By: Xiaopeng Chen
I started teaching Chinese three years ago after my 25-year career as a mechanical engineer. The school I work for happens to be one of the Confucius Institute Classrooms. I have to say that teaching Chinese is the most rewarding job in my whole career. The sweet greetings in the mornings and at the end of each school day, along with my students saying, “I cannot wait until my next Chinese class,” make my day, every day. Writing this article brings me back to day one of my teaching career…
I appreciate that I have the opportunity to introduce Chinese to my students.
During the first semester I taught school, I introduced the Confucius Institute organization to my students. However, I accidently pronounced “Confucius” as “Confusion”. One of my students raised his hand and asked, “Confusion organization? What organization is that?” I laughed when I realized what I did. I told him, “That is correct. Education should not be “Confusion” at all!” Every time I think back to that first semester three years ago, it makes me smile. I also had another student who transferred from a public school to our private school. She told me: “Teacher Chen, do you know why I transferred from my other school to here?” I shook my head with absolutely no clue. She said, “I made my decision because I observed your Chinese class on my shadow day. You were teaching students to make Chinese lanterns for Chinese New Year. Those beautiful lanterns and amazing characters guided me here.”
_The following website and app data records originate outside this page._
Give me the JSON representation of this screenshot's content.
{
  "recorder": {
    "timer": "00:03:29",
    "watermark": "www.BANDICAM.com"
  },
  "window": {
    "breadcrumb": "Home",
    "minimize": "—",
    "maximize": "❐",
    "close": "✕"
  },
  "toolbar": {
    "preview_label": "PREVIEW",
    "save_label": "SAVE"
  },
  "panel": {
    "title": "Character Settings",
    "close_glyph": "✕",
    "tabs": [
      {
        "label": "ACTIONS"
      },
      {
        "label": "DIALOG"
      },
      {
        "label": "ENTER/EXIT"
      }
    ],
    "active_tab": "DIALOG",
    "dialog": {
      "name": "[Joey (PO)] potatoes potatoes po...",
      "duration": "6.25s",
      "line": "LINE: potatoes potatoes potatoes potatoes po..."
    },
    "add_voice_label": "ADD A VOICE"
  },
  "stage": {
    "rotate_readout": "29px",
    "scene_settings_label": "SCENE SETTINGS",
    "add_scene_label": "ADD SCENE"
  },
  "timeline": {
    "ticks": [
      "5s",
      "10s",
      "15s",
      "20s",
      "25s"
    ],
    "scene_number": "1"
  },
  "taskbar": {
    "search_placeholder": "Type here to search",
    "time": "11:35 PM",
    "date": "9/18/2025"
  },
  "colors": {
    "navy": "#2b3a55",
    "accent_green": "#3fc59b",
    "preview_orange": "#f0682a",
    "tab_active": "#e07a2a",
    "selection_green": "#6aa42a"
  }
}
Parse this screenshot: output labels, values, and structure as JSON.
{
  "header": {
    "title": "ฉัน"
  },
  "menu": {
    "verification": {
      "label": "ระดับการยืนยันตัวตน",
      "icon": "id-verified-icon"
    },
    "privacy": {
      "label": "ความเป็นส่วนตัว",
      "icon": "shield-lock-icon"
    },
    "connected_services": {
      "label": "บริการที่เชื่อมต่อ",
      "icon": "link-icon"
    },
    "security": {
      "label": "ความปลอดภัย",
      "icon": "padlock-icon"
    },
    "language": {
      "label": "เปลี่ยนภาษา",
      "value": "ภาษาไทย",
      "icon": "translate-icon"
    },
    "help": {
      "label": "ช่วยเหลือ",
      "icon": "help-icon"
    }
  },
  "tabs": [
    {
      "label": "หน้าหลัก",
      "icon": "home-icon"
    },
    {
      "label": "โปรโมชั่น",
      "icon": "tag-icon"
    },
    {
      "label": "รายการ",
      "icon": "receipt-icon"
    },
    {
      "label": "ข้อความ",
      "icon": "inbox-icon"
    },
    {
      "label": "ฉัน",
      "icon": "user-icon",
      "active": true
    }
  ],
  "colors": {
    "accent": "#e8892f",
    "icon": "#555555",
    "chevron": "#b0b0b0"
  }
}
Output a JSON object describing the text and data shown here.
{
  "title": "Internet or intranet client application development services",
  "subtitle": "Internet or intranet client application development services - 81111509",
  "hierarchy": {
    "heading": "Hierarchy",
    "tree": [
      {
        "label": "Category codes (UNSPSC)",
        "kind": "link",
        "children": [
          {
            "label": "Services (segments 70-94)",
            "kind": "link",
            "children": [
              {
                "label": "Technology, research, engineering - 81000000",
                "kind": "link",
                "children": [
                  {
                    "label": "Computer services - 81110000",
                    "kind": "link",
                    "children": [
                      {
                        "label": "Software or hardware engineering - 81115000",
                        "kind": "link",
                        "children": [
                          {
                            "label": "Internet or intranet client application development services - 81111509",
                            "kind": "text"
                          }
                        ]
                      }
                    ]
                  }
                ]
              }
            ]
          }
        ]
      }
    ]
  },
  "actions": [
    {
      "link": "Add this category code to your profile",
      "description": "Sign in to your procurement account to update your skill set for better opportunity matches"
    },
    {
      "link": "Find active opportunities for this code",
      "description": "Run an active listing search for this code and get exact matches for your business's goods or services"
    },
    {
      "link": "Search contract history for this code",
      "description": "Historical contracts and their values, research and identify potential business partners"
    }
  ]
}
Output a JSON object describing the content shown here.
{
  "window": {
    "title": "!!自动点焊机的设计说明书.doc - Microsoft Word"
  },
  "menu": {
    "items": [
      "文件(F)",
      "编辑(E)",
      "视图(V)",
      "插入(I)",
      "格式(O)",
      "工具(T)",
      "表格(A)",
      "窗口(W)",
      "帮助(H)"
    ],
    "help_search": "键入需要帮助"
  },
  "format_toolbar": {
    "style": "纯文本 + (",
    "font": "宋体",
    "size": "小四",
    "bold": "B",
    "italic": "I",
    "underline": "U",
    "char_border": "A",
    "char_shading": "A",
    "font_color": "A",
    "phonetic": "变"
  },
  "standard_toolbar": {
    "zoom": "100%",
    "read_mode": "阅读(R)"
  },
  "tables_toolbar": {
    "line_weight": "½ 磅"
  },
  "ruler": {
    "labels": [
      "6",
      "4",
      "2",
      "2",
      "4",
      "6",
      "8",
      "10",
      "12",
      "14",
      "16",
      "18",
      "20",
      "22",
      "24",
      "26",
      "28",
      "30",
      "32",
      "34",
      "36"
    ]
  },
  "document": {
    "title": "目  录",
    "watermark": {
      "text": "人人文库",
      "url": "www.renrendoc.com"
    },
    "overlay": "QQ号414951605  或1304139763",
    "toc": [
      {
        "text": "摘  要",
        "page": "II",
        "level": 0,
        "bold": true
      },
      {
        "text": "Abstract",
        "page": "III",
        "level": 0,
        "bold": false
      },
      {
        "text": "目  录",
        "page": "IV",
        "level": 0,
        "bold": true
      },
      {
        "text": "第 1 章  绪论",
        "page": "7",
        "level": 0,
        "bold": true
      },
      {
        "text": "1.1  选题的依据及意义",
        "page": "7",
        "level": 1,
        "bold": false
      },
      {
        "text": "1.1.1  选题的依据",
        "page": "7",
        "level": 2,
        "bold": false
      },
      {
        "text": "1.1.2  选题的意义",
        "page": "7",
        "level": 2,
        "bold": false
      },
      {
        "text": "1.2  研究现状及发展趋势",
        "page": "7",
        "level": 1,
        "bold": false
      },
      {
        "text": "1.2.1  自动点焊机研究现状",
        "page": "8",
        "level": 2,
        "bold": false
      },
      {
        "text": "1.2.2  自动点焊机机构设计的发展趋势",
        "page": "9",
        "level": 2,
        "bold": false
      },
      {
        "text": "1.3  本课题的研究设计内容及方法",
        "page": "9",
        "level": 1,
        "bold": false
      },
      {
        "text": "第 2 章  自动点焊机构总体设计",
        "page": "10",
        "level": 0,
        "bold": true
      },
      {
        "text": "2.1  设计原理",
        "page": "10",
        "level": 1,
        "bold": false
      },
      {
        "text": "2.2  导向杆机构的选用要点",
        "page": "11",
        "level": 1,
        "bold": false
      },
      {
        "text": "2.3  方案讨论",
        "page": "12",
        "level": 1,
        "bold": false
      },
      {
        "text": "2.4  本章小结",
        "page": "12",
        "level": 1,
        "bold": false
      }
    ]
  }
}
One of my students’ mom told me a story. Her son played the piano at home and started singing in Chinese. His grandparents thought the song was beautiful. They asked, “Is this the Chinese song you learned at school? It is so beautiful!” His sister, who goes to the same school and learned Chinese as well, replied “No. It’s just music with the Chinese numbers he learned.” Everybody laughed. His grandparents could not believe he was just singing the Chinese numbers to music. They kept insisting, “The song is just so beautiful!” The other cute thing that my students constantly complain about is that Chinese characters are hard to “draw”. I continually correct them that Chinese characters are “written” not “drawn”. Now students do not say “draw Characters” anymore. They realize Chinese characters are not only pretty pictures but also used as communication tools.
For our seventh and eighth graders, we introduced the 2016-2018 Chinese National TV show “Cheers, Science!” in a native language speaking environment. Students showed a great interest in watching this show. The students make their guess on the science subjects using their knowledge they learned in their regular science and math classes, then they confirm their answers with the show. The science subjects and experiments evoke the students’ greatest interest. It is an eye-opening experience. One of my students wrote me a card when he graduated that said, “Thank you for making China seem truly great to me.”
I appreciate that I have the opportunity to introduce Chinese to my students. I cannot wait to see what future years of teaching Chinese language have in store for me! I am sure there will be many more enlightening, humorous and heart-warming stories to tell!